There! The skier darted through the trees off to his right. Then the snowboarder in a flashing arc of neon burst onto the open slope to his left. In a mad rush to lose them, Farrell let his skis run and he dropped off a twenty-foot ledge into a spruce glade, dodging the sharp branches of the trees as he sailed through the air. He landed and burst into an opening in the woods, understanding that he'd lost the snowboarder, but not the skier. Farrell accelerated and aimed himself at the thickest stand of firs he could see, recklessly disregarding the damage their thick limbs might do. He picked a tight opening and charged into it, splintering the dead branches in his path with his armored gloves and aluminum ski poles.
Farrell was out there now, approaching the extreme, where a mistaken reflex demands penance. Pressure built behind his eyes. His chest thudded with the thick blows of a boxer. A strange static noise rang in his ears. Behind him he heard branches snap as the skier followed. Farrell grunted as he popped onto a narrow shelf of snow. He took a turning leap, twenty-five feet off a quartzite cliff, made one turn on a ledge, whipping the ski tips like scythes through the brush, then fell again, fifteen feet and felt the deep snow burst over his head as he landed. Far above him someone cursed.
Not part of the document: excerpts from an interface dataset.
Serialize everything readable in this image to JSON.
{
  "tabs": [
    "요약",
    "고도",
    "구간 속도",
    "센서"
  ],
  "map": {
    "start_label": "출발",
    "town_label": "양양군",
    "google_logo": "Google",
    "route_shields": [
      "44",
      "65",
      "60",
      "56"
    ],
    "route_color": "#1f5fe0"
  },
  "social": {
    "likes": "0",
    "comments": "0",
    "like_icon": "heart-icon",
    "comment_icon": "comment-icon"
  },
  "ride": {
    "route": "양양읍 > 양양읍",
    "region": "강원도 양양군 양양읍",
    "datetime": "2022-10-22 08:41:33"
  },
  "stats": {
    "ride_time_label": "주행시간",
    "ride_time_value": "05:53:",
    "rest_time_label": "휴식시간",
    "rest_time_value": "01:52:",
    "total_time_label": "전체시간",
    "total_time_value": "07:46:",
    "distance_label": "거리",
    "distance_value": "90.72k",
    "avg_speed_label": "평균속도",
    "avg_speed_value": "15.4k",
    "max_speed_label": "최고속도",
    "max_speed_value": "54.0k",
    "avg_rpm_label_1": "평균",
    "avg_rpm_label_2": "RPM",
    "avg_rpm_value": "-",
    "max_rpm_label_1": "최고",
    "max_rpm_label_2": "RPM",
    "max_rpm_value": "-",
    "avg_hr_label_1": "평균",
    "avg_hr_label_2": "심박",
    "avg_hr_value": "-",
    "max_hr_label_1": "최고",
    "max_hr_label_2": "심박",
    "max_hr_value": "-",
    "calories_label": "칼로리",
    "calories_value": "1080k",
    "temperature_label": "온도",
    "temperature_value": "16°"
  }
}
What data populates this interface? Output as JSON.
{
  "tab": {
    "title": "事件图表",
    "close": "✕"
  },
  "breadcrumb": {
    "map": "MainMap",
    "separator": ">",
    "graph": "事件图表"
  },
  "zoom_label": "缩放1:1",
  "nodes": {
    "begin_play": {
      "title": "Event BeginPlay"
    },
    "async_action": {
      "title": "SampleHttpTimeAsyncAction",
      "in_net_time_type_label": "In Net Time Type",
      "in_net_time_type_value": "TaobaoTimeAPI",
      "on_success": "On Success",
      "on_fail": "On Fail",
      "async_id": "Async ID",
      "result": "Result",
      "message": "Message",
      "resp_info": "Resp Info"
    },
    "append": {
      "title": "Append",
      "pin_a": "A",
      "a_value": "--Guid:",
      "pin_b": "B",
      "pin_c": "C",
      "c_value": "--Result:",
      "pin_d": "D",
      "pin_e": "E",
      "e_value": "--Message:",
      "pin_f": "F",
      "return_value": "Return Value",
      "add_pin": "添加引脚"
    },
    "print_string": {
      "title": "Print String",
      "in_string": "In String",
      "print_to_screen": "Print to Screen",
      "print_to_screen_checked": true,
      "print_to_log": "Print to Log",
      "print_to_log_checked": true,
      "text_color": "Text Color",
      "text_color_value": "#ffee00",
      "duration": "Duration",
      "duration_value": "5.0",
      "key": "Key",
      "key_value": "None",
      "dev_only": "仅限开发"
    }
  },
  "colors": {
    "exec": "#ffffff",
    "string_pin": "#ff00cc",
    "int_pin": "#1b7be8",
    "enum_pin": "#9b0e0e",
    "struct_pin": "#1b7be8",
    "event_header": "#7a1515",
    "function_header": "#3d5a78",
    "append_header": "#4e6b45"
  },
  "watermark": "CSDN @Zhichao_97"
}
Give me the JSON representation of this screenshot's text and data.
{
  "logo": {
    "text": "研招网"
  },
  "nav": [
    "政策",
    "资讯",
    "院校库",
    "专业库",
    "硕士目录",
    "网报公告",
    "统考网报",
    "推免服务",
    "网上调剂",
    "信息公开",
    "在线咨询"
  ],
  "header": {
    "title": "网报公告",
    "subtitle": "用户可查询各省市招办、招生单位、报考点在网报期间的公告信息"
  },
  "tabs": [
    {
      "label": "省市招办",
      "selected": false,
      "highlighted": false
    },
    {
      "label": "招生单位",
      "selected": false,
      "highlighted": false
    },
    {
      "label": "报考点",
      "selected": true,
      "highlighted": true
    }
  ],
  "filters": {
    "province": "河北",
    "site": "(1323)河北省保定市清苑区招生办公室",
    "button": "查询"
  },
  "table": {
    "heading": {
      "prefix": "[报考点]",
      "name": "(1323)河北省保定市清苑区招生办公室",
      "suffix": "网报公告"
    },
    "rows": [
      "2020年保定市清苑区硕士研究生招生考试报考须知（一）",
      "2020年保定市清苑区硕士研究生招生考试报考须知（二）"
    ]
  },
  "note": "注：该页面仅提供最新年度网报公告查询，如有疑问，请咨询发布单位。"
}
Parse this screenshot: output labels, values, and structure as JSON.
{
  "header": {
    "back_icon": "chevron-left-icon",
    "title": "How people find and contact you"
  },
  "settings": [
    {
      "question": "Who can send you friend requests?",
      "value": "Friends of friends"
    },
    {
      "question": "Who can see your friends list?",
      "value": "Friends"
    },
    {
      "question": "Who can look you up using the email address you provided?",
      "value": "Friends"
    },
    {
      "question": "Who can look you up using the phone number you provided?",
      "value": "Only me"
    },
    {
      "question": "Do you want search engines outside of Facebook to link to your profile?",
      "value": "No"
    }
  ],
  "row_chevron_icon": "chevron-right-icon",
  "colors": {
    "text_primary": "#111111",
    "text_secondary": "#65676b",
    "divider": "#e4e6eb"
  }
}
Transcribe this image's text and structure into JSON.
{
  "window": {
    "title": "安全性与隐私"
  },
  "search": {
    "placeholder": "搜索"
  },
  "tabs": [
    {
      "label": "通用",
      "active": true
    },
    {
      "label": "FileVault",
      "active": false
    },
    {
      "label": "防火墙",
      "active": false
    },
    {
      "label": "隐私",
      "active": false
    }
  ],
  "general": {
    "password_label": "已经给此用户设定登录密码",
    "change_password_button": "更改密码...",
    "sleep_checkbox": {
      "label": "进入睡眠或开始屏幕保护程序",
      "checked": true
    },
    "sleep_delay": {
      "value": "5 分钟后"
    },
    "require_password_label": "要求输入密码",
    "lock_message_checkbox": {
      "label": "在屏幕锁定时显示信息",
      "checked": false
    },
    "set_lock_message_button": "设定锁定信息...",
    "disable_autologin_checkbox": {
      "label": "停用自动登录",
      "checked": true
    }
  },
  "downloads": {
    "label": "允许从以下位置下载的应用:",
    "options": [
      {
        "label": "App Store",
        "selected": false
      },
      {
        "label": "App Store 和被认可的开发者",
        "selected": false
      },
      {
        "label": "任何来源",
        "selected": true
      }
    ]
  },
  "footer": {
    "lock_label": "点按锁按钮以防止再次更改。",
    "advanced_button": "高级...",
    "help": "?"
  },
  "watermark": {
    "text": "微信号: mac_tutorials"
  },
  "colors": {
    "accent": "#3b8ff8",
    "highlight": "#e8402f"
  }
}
Farrell skied away, reconfirming a basic truth about himself: that though he loved the jolt of falling, the blast before the nod, it did not sate his need. No, Farrell knew that as much as he craved the swell in his throat as he glided through the air, what he needed most was the numbing, deep powder landing, snow fountains bursting about his head, a cold, wet opiate dulling the ache of lost love and the sick-saccharine scent of spent cordite.
- New York Times Book Review’s annual notable books of the year issue.
At the same time, the "extreme" sports movement was gathering steam in America. I'd grown up a skier in New England, spending my formative years at the region's ultimate hardcore area -- Mad River Glen in Vermont. But on my vacations skiing in the Rockies and the Sierra Nevadas, I was seeing younger skiers doing things I considered downright suicidal: jumping off eighty-foot cliffs, performing first descents on 50 degree slopes and generally reinventing the sport as a form of personal assault and adrenaline addiction. I was fascinated.
Others were as well. Filmmakers were documenting these daredevils and making them into media stars. That winter several young men died trying to make a name for themselves.
I became convinced my first novel was somewhere in all of this. I took a leave of absence to immerse myself in the world of thrill seekers and to write the book. I moved to Utah for six weeks and skied with people who frankly scared the bejesus out of me. We skied couloirs out of bounds in the Little Cottonwood Canyon. We cliff jumped and skied in powder so deep we needed snorkels. At night, I talked with them about what made them tick. Then I went on the road again, skiing some of the most dangerous lines at Lake Tahoe and Jackson Hole, Wyoming.
Back in San Diego, I tracked down convicted money launderers and interviewed them about their motives. To my surprise, there was a remarkable amount of overlap between the white-collar drug guys and the extreme skiers.
As you might expect, part of what drove the money launderers was greed. But one guy I spoke to who was about to go to prison for four years for his role in a money laundering scheme admitted that he got involved with drug smugglers out of sheer boredom. He loved the thrill of trying to beat the system and not get caught.
Out of all this research, the character and story of Jack Farrell emerged -- a man on the run from his past who becomes part of a film about the meaning of extreme, a young banker, skier and thrill seeker who got sucked down into the world of money laundering at the same time his wife, Lena, a nurse, watched the crack epidemic ravage a generation of babies.